The problem is the whole time, you’ve been expending massive amounts of willpower by not including foods that you enjoy. And sooner rather than later, you’re going to reach a point where you can’t take it anymore. Instead of those 2 slices of bread every morning for breakfast every day, you’re going to now want to live on nothing but bread (and cake! And cookies! And all that stuff!)
The lack of balance you created by the restrictive diet sets the stage for further lack of balance. Now you feel like you never want to see a sweet potato or soybean ever again.
So let’s say you lose 20 lbs in 6 months on a diet and then gain it all back. That’s not so bad, right? You’re just back to where you stated…
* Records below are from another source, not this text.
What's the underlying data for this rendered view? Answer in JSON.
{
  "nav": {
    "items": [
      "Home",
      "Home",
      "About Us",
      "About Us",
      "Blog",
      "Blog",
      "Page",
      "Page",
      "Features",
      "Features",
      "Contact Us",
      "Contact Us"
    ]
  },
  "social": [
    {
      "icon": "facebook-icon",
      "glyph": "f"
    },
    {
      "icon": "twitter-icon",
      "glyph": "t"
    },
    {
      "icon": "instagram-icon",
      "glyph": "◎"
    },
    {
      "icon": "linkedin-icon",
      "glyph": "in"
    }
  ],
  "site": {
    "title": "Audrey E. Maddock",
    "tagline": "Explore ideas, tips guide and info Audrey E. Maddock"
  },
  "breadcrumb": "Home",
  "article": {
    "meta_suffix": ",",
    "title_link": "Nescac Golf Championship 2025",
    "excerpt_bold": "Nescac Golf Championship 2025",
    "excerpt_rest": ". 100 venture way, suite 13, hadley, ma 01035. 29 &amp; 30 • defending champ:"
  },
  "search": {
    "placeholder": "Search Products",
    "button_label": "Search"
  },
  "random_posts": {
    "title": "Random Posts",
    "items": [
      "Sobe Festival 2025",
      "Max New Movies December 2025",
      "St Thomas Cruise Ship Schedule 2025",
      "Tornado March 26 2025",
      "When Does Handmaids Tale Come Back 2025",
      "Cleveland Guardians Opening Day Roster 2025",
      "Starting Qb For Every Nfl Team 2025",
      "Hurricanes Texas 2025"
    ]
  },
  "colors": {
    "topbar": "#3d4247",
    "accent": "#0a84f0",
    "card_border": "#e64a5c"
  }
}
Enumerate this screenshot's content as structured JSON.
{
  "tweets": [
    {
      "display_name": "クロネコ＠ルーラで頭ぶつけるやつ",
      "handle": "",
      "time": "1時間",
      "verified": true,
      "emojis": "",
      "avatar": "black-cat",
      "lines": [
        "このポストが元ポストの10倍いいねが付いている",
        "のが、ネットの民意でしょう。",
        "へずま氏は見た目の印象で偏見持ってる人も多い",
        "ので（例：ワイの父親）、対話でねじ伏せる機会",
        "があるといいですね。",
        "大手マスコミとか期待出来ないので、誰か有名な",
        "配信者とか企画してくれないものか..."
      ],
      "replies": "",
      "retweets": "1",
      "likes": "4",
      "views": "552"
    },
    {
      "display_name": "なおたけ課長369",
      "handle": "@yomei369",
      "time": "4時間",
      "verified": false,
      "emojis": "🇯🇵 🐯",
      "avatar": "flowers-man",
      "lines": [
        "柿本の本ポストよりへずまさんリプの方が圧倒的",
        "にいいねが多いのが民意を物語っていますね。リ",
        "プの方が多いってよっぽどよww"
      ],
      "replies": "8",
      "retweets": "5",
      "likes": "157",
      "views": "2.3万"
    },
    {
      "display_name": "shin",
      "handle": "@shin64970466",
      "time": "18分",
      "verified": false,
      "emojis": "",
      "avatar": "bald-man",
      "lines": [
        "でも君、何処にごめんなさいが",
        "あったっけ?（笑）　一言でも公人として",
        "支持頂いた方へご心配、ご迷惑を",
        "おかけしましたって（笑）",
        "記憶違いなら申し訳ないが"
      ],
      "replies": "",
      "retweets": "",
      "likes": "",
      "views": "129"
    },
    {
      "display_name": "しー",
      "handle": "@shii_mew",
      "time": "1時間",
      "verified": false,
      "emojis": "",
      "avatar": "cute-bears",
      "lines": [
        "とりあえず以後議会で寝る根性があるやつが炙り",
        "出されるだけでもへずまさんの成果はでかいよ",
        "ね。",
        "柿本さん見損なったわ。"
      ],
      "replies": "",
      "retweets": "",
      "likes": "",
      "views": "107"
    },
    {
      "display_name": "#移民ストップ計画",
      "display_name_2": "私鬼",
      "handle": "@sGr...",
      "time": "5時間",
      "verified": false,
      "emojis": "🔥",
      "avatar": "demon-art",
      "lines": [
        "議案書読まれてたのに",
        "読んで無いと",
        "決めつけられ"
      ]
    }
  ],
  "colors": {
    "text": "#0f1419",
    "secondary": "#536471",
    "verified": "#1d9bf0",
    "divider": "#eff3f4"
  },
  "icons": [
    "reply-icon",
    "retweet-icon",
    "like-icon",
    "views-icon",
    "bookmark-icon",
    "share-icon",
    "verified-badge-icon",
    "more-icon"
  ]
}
Well certainly getting back to the same weight wouldn’t be as frustrating as gaining even more “rebound weight”, let’s also take into consideration your most precious resource – time.
The most important thing for LONG TERM weight loss is learning the skills to accomplish that.
Losing 20 lbs on a trendy diet and then gaining it all back will probably just teach you the lesson that that diet sucked and gaining the weight back on was frustrating.
What if instead, those 6 months were spent on developing the skills and habits that will enable you to be successful in the long term?
Rather than getting back to the same weight and now not knowing what to do to move forward, what if you were to lose even just a LITTLE bit of weight but feel confident and clear about what you need to do to move forward?
And therein lies the key towards lasting success for fat loss – by prioritizing the process.
Weight loss (like everything) is a result of our habits. Our habits create our outcomes.
That’s why the key to lasting fat loss isn’t this diet or that diet – but by developing habits one at a time that you can maintain for good so you can keep losing and THEN maintain your success.
Rather than a long list of forbidden foods or other diet rules, you can work at ways to make the process easier and more automatic. For example, cultivating awareness of how satisfied you are from your meals are WAY more powerful than avoiding a particular food will ever be.
There are lots of habits that can be used to support your fat loss goals.
In fact, Amber Rogers and I put together a free list of 21 habits that can help you get closer to your goals of lasting fat loss and long term weight management.
This free downloadable guide is called “21 Habits for Lasting Fat Loss” and you can get access by clicking HERE.
Related article: Fad Diets for Positive Habit Change?